Welcome to the first post in Culture of Congestion! I’ll be posting quotes, ideas, and short essays relating to a book I’m writing, which I might describe as “What I have learned from the economic and social theory of Jane Jacobs.” My hope is to get thoughtful, informed feedback that will be useful in shaping the book. – Sandy Ikeda
When I asked Jane Jacobs what she believed her main intellectual contribution was, she answered without hesitation, “Economic theory!” It’s been my experience that most of those who admire Jacobs for her trenchant writings and fierce activism against heavy handed urban planning and top-down urban design find it surprising that she thought of herself at heart as an economist. But a glance at the titles of her books makes this rather obvious: The Economy of Cities, Cities and the Wealth of Nations, and The Nature of Economies. And in her most famous book, The Death and Life of Great American Cities, she explains in intricate detail a la modern social theory what social institutions and norms enable people to discover and pursue their plans at street level, and how doing so allows the city in which they are embedded to flourish in unpredictable ways. She understood how creative innovation – in commerce, science and technology, and culture – is central to that flourishing. She explained, in a way that rivals or surpasses most economic theorists, how and under what conditions innovation takes place and how that tends to undermine attempts at central planning at the local level.

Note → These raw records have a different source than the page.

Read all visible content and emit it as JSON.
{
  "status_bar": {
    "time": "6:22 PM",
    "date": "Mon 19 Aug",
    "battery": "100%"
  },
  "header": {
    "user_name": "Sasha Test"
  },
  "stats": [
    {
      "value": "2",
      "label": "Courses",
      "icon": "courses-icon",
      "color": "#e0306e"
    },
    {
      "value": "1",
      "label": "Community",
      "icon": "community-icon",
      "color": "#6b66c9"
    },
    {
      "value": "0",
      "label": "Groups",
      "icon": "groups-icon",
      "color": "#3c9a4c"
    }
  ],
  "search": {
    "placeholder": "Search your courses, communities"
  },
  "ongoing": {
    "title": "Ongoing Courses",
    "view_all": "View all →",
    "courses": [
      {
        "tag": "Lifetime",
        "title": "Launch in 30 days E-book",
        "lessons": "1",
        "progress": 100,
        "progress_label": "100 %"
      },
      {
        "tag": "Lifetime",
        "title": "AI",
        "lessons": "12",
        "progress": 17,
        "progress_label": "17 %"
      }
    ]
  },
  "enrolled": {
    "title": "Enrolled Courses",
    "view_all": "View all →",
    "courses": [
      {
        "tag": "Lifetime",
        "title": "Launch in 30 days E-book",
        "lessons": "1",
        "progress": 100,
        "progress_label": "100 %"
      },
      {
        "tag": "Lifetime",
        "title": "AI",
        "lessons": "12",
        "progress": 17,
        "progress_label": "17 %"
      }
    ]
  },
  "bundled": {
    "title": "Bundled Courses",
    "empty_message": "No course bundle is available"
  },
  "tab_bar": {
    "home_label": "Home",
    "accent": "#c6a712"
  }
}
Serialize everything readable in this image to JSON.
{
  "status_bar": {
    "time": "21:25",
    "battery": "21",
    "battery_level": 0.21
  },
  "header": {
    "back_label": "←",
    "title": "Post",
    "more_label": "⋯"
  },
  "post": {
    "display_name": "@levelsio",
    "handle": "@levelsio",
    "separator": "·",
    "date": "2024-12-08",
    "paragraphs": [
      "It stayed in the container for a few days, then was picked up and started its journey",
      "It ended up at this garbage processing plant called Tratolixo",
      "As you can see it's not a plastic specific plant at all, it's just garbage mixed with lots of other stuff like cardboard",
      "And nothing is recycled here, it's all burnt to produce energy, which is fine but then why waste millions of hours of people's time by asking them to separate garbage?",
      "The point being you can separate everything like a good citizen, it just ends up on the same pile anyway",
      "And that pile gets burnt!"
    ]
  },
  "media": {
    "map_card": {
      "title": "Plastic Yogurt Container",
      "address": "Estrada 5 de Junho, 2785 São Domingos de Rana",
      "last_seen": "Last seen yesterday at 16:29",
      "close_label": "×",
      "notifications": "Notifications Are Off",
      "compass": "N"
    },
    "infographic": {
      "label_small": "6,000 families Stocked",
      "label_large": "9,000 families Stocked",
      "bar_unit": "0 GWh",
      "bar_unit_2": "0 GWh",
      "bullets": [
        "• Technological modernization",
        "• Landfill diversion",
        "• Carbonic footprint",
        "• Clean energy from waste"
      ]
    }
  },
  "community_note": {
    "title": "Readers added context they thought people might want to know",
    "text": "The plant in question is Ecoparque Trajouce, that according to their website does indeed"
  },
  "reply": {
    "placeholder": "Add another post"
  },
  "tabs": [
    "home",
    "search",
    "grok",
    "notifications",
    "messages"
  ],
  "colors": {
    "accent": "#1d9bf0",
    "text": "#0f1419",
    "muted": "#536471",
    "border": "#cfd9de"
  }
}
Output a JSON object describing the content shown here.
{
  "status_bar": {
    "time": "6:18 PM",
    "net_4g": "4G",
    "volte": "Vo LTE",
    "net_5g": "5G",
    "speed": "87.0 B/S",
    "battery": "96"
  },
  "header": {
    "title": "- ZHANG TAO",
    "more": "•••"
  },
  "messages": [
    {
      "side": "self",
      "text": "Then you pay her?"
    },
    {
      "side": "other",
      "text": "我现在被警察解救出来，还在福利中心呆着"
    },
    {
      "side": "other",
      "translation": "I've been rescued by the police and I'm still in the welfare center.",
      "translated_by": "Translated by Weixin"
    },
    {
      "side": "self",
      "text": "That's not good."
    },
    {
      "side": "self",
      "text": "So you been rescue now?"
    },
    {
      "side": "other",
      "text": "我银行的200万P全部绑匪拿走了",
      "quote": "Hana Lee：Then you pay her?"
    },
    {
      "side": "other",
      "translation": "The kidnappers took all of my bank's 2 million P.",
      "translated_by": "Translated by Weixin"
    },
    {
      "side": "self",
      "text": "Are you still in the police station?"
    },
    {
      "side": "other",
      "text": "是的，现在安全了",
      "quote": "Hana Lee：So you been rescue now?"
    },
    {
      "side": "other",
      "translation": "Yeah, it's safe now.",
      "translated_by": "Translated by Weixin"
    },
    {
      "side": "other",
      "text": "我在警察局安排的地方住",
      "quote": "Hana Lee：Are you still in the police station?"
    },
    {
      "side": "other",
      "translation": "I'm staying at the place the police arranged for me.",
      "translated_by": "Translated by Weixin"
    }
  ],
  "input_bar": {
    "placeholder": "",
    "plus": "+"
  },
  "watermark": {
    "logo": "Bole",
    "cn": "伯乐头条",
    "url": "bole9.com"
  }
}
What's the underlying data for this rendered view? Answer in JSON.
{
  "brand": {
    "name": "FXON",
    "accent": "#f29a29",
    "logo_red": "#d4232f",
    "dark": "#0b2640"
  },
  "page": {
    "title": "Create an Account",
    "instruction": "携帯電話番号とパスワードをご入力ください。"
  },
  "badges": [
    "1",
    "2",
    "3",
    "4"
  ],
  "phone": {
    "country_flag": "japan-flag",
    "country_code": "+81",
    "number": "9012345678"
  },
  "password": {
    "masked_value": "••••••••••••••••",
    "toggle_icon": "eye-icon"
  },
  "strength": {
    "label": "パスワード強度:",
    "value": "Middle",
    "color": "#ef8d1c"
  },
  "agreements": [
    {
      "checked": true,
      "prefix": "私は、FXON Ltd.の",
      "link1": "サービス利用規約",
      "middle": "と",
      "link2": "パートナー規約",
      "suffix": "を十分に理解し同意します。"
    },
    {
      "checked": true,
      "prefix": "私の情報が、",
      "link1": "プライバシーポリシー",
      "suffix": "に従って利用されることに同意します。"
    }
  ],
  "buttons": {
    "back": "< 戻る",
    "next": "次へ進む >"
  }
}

One of my motivations for writing this book is to make Jane Jacobs, economist, better known especially to those who already rightly admire her for the other contributions she has made as a public intellectual, and to trace her criticisms of urban planning and design and of various public and private policies, which have gained supporters across the ideological spectrum, back to a coherent social and economic framework. My second aim then is to highlight and develop Jacobs’s socio-economic framework and to show how most (though not all of) those criticisms flow from that framework. In short, this book is about what I have learned from Jane Jacobs about social and economic theory.